Exercise inputs:
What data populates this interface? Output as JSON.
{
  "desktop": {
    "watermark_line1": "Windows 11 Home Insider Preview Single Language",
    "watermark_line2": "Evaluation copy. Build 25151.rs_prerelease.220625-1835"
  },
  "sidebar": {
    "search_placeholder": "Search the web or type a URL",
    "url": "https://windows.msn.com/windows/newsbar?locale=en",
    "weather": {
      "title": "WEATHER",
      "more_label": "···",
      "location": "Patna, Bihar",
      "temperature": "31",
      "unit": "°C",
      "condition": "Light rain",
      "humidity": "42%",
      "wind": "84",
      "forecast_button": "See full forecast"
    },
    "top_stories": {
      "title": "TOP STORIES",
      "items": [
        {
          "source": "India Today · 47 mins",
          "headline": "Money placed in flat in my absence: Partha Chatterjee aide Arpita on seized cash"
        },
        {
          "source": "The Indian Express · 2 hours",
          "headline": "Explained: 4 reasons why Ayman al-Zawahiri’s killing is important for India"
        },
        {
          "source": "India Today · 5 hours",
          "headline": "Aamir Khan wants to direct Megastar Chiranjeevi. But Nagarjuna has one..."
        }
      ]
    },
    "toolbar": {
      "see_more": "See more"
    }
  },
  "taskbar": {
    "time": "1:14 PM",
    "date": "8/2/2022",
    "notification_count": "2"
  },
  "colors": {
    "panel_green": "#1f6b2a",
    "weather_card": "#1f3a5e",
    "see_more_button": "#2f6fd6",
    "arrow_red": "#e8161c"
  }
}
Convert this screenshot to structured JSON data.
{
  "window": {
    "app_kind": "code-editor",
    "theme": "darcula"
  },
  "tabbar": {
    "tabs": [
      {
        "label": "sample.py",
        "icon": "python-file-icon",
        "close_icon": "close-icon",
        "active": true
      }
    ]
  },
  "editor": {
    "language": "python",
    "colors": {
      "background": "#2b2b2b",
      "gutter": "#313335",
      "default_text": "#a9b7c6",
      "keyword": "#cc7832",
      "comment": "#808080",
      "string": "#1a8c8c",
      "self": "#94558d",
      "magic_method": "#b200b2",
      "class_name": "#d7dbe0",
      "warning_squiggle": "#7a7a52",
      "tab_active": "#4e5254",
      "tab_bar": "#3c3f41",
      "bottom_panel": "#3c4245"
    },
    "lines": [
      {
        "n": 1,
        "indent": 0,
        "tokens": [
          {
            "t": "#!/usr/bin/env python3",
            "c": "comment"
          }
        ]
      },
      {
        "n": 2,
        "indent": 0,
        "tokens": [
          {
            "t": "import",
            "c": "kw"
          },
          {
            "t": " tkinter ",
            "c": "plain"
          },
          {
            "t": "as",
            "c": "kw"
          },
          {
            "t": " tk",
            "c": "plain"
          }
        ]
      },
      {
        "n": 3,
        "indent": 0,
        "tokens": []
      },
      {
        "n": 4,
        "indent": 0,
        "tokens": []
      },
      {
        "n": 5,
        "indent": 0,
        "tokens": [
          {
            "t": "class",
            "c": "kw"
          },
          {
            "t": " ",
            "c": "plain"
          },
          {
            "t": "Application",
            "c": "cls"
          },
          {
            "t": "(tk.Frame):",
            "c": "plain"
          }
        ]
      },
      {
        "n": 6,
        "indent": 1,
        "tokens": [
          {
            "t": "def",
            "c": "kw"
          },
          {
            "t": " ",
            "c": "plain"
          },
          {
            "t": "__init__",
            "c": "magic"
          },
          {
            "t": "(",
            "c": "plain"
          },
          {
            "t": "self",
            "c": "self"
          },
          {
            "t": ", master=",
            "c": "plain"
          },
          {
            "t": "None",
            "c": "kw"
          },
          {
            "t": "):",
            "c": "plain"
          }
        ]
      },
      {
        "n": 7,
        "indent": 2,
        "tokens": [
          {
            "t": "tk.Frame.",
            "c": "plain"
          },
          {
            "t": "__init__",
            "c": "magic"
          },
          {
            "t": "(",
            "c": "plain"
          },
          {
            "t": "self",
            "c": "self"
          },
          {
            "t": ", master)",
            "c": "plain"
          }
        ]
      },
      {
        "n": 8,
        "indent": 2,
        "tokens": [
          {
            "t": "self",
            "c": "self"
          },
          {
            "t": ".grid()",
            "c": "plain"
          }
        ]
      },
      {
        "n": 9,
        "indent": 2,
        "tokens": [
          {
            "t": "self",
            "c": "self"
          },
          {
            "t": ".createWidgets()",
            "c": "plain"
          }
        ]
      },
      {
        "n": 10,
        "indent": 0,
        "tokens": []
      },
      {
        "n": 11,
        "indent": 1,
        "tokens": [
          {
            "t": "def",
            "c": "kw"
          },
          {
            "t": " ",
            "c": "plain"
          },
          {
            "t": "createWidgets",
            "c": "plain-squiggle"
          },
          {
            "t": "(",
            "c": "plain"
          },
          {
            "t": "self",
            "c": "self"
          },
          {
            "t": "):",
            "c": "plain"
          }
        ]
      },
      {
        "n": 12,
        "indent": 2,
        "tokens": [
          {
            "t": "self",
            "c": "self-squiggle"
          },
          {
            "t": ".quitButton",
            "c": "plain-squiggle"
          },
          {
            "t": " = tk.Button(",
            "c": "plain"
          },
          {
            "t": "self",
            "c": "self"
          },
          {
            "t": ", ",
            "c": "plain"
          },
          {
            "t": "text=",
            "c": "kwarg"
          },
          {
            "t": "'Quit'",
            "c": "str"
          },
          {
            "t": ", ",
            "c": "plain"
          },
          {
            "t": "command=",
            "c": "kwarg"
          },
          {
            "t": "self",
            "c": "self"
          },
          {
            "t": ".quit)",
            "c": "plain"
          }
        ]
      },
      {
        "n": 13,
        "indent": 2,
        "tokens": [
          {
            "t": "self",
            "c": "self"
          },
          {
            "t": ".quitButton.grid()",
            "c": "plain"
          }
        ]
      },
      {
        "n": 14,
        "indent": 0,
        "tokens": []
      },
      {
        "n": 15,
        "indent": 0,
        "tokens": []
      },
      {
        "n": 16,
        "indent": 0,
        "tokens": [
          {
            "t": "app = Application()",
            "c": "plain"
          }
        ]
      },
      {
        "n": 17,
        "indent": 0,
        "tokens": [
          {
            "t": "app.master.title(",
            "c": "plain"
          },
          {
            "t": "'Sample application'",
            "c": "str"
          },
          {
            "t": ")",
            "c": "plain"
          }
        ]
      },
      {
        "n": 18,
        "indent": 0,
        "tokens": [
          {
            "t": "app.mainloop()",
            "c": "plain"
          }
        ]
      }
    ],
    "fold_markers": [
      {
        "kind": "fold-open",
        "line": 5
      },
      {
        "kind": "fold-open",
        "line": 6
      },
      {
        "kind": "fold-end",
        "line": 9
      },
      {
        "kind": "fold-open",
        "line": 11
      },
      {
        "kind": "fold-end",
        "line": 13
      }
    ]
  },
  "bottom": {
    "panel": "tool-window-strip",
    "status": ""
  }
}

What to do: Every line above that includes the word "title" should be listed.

Solution to this task:
      "title": "WEATHER",
      "title": "TOP STORIES",
            "t": "app.master.title(",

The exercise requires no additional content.